But tough choices will always have to be made on these rosters, and I think this pretty fair. Whether it works or not is to be determined, but you can at least see the thought process.
Overall, I don’t think this group is as strong as year’s past, and if this team has a weak point, this is probably it. This group was always going to have a tough time replacing the big minutes played by Madeline Wethington and Gracie Ostertag. Top-to-bottom, they’re probably good enough, but I’m not sure there’s a star player one would have a great amount of confidence in late in a game protecting a slim lead.
They do have one player on the blue line that might be in the legacy of an Ostertag/Wethington/Barnes/Dunne, but it might be another year before her impact is really felt. The lone ‘03 skater on the roster is Clarkson commit Haley Winn. Prior to the Summer Series, I punted, saying I hadn’t seen Winn play, but if she was getting U18 looks as a double-ager, she must be pretty good. After having seen her play: Yeah, she’s pretty good. Winn is a very elite skater with exceptional poise on the blue line. Think a female version of Quinn Hughes. I’m excited to see what she can do in this tournament, and how big of a role she can play.

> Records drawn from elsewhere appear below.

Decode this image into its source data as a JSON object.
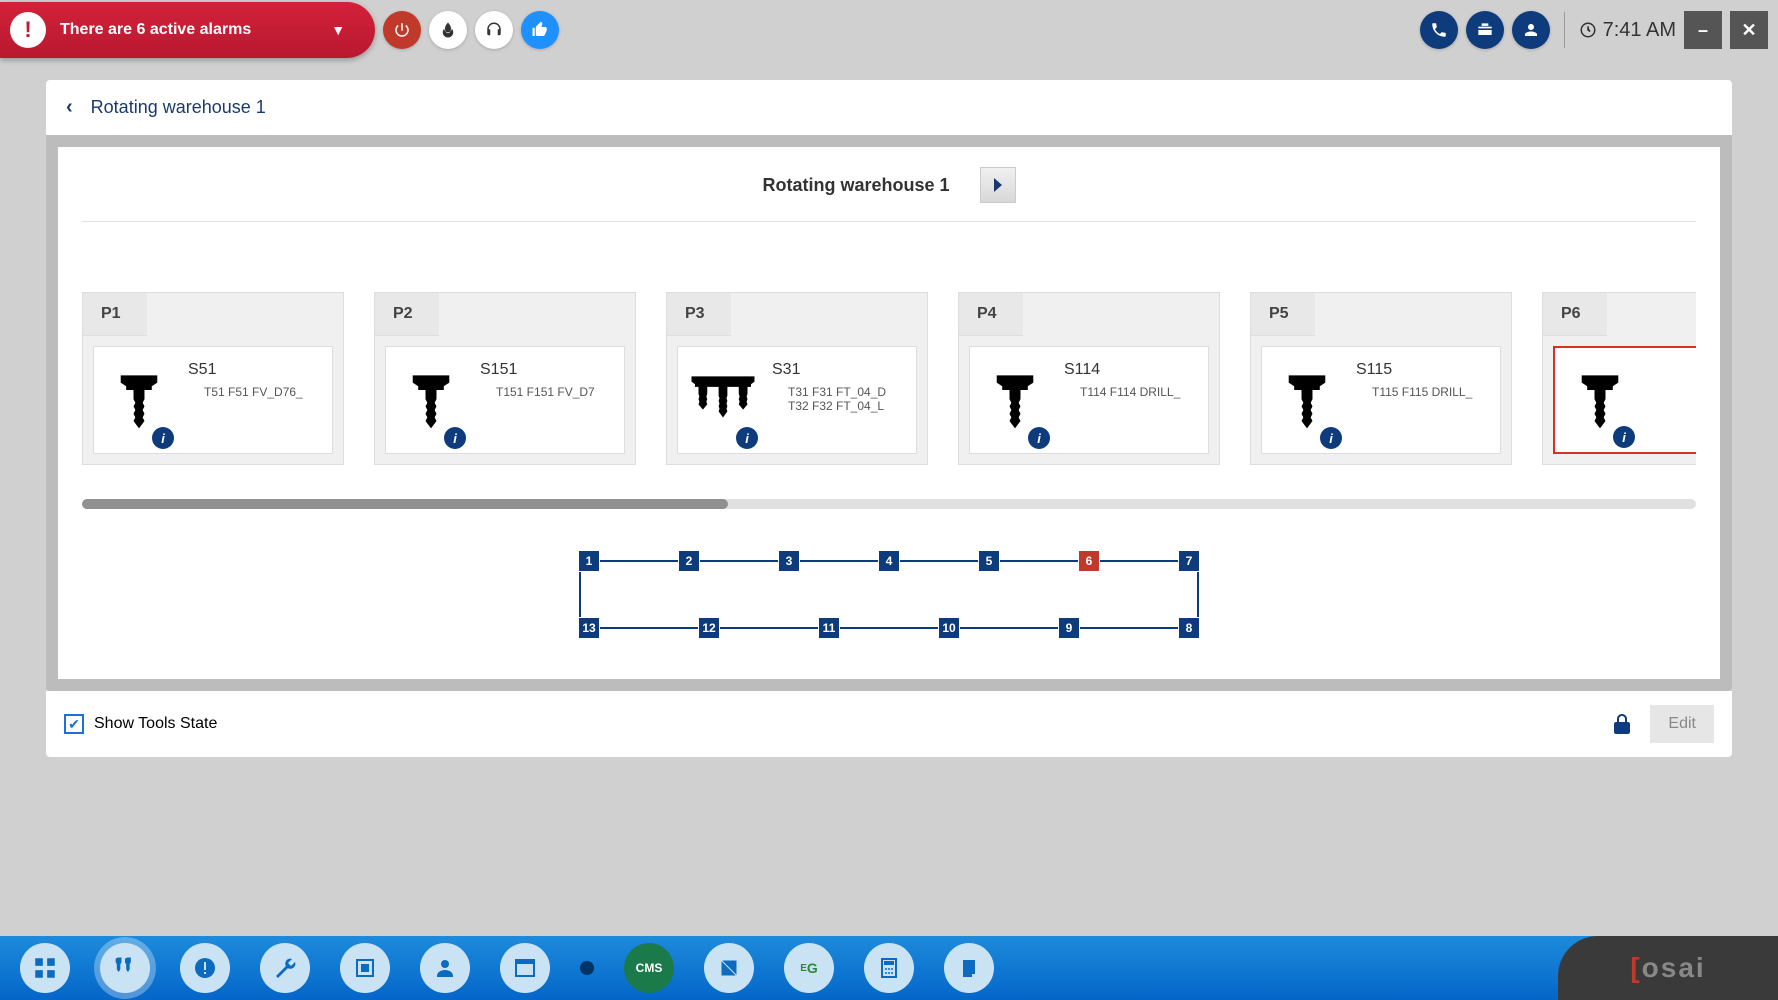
{
  "alarm": {
    "text": "There are 6 active alarms"
  },
  "clock": {
    "time": "7:41 AM"
  },
  "breadcrumb": {
    "title": "Rotating warehouse 1"
  },
  "warehouse": {
    "title": "Rotating warehouse 1"
  },
  "slots": [
    {
      "pos": "P1",
      "name": "S51",
      "lines": [
        "T51 F51 FV_D76_"
      ],
      "multi": false,
      "error": false
    },
    {
      "pos": "P2",
      "name": "S151",
      "lines": [
        "T151 F151 FV_D7"
      ],
      "multi": false,
      "error": false
    },
    {
      "pos": "P3",
      "name": "S31",
      "lines": [
        "T31 F31 FT_04_D",
        "T32 F32 FT_04_L"
      ],
      "multi": true,
      "error": false
    },
    {
      "pos": "P4",
      "name": "S114",
      "lines": [
        "T114 F114 DRILL_"
      ],
      "multi": false,
      "error": false
    },
    {
      "pos": "P5",
      "name": "S115",
      "lines": [
        "T115 F115 DRILL_"
      ],
      "multi": false,
      "error": false
    },
    {
      "pos": "P6",
      "name": "",
      "lines": [],
      "multi": false,
      "error": true
    }
  ],
  "diagram": {
    "top": [
      "1",
      "2",
      "3",
      "4",
      "5",
      "6",
      "7"
    ],
    "bottom": [
      "13",
      "12",
      "11",
      "10",
      "9",
      "8"
    ],
    "errorNode": "6"
  },
  "footer": {
    "showToolsState": "Show Tools State",
    "edit": "Edit"
  },
  "brand": {
    "text": "osai"
  }
}
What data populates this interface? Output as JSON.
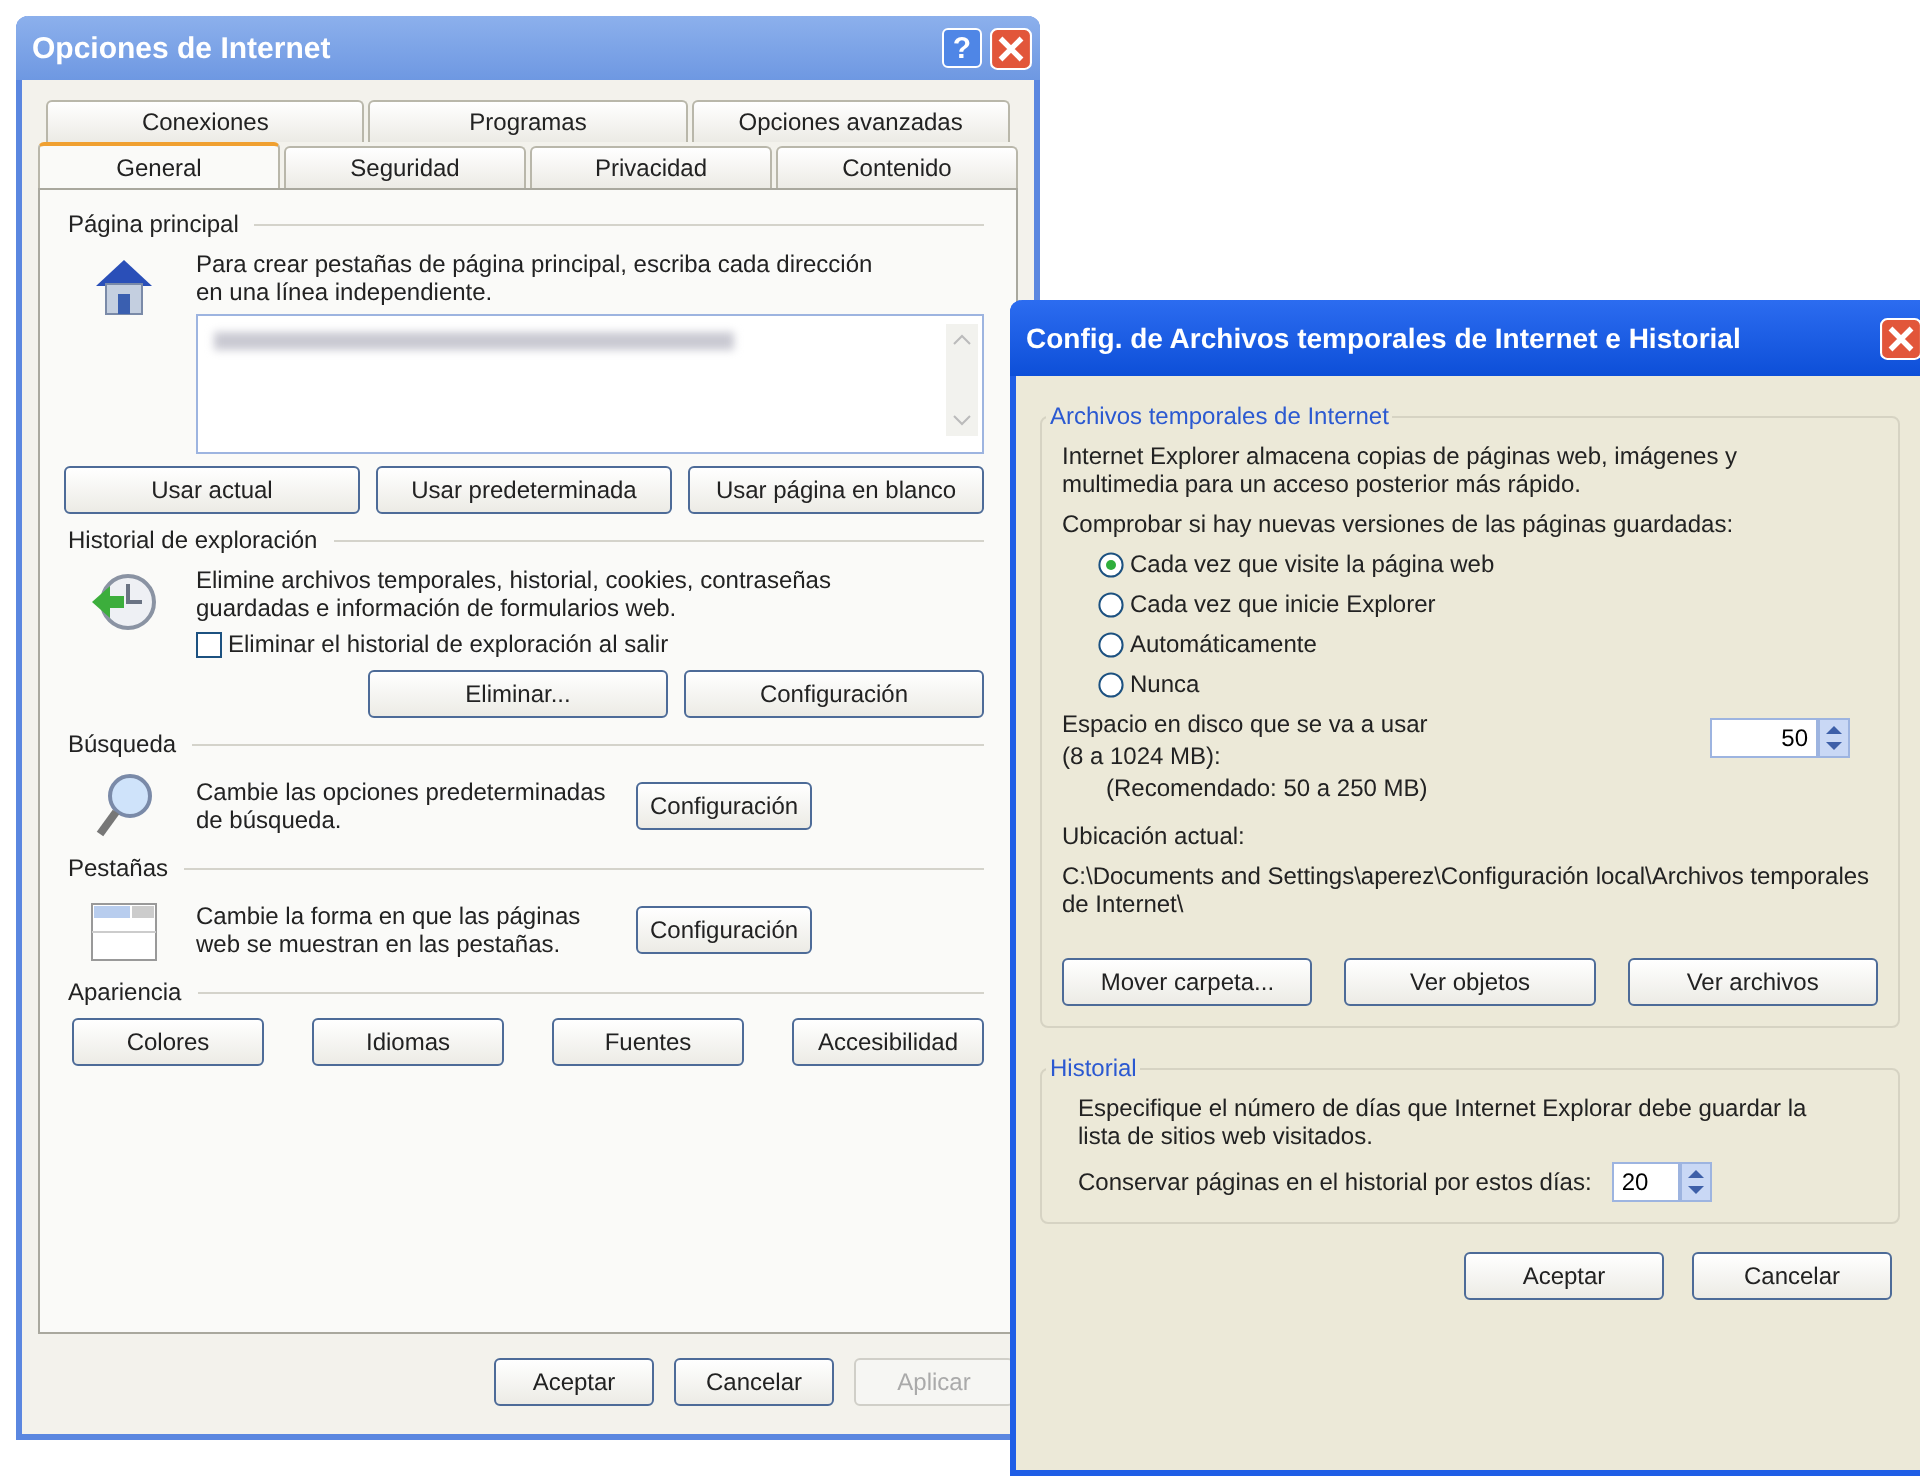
{
  "internet_options": {
    "title": "Opciones de Internet",
    "help_button": "?",
    "tabs_back": [
      {
        "label": "Conexiones",
        "selected": false
      },
      {
        "label": "Programas",
        "selected": false
      },
      {
        "label": "Opciones avanzadas",
        "selected": false
      }
    ],
    "tabs_front": [
      {
        "label": "General",
        "selected": true
      },
      {
        "label": "Seguridad",
        "selected": false
      },
      {
        "label": "Privacidad",
        "selected": false
      },
      {
        "label": "Contenido",
        "selected": false
      }
    ],
    "home_page": {
      "heading": "Página principal",
      "description": "Para crear pestañas de página principal, escriba cada dirección en una línea independiente.",
      "buttons": [
        "Usar actual",
        "Usar predeterminada",
        "Usar página en blanco"
      ]
    },
    "browsing_history": {
      "heading": "Historial de exploración",
      "description": "Elimine archivos temporales, historial, cookies, contraseñas guardadas e información de formularios web.",
      "delete_on_exit": {
        "label": "Eliminar el historial de exploración al salir",
        "checked": false
      },
      "buttons": [
        "Eliminar...",
        "Configuración"
      ]
    },
    "search": {
      "heading": "Búsqueda",
      "description": "Cambie las opciones predeterminadas de búsqueda.",
      "button": "Configuración"
    },
    "tabs_section": {
      "heading": "Pestañas",
      "description": "Cambie la forma en que las páginas web se muestran en las pestañas.",
      "button": "Configuración"
    },
    "appearance": {
      "heading": "Apariencia",
      "buttons": [
        "Colores",
        "Idiomas",
        "Fuentes",
        "Accesibilidad"
      ]
    },
    "footer_buttons": [
      {
        "label": "Aceptar",
        "disabled": false
      },
      {
        "label": "Cancelar",
        "disabled": false
      },
      {
        "label": "Aplicar",
        "disabled": true
      }
    ]
  },
  "temp_files_settings": {
    "title": "Config. de Archivos temporales de Internet e Historial",
    "temp_files": {
      "heading": "Archivos temporales de Internet",
      "description": "Internet Explorer almacena copias de páginas web, imágenes y multimedia para un acceso posterior más rápido.",
      "check_prompt": "Comprobar si hay nuevas versiones de las páginas guardadas:",
      "check_options": [
        {
          "label": "Cada vez que visite la página web",
          "selected": true
        },
        {
          "label": "Cada vez que inicie Explorer",
          "selected": false
        },
        {
          "label": "Automáticamente",
          "selected": false
        },
        {
          "label": "Nunca",
          "selected": false
        }
      ],
      "disk_space_label": "Espacio en disco que se va a usar",
      "disk_space_range": "(8 a 1024 MB):",
      "disk_space_recommended": "(Recomendado: 50 a 250 MB)",
      "disk_space_value": "50",
      "location_label": "Ubicación actual:",
      "location_path": "C:\\Documents and Settings\\aperez\\Configuración local\\Archivos temporales de Internet\\",
      "buttons": [
        "Mover carpeta...",
        "Ver objetos",
        "Ver archivos"
      ]
    },
    "history": {
      "heading": "Historial",
      "description": "Especifique el número de días que Internet Explorar debe guardar la lista de sitios web visitados.",
      "days_label": "Conservar páginas en el historial por estos días:",
      "days_value": "20"
    },
    "footer_buttons": [
      "Aceptar",
      "Cancelar"
    ]
  }
}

Maggie Nicholson made last year’s team as a double-underager to gain some experience, and actually ended up playing some decent minutes. I sometimes forget she’s still an ‘02 that can return next year because she is one of only two returning blue liner from last year’s team. She’s a big defenseman that the US will try to get involved on the power play with her big shot from the point.
As a top pairing, I think Winn-Nicholoson makes sense. That’s a young pairing, but there’s a reason there’s only one returning defenseman from the ‘01 age group.
For the second pairing, I like Caroline Harvey’s size and skating ability, which should hold up against whatever Canada has to offer. Probably the biggest weakness is a lack of assertiveness offensively, so it would make sense to pair her with one of the US’ more puck-moving defensemen, likely Hadley Hartmetz.
Bernard is another more quiet defensive defenseman that could play with a puck-mover like Uihlein or Samoshkevich. I don’t know much about Monihan, but if she can contribute, all the better.
Taking eight defensemen might make it easier to roll through all four pairings in the preliminary stages and really get a feel for who is playing their best, and who works well together. I’d expect all the D to get good run early on before they pare things down late in teh tournament.
Skylar Vetter and Natalie Ferenc return from the Summer Series and Hannah Hogenson is the third goalie.
Between Vetter and Ferenc, Vetter is the clear-cut starter. Vetter had an outstanding first game against the Canadians at the Summer Series, stealing a win for the US, and she looked better than Ferenc in the bits I saw this fall. Hogenson is the wild card since I haven’t seen her, but it’s clear through the opportunities she has gotten for USA Hockey that she’s talented.
I wouldn’t go so far as to say that goal is a huge strength for the US, but I’d be comfortable rolling with Vetter as the starting goalie, and if Hogenson is playing better and can beat her out, that’s just a bonus.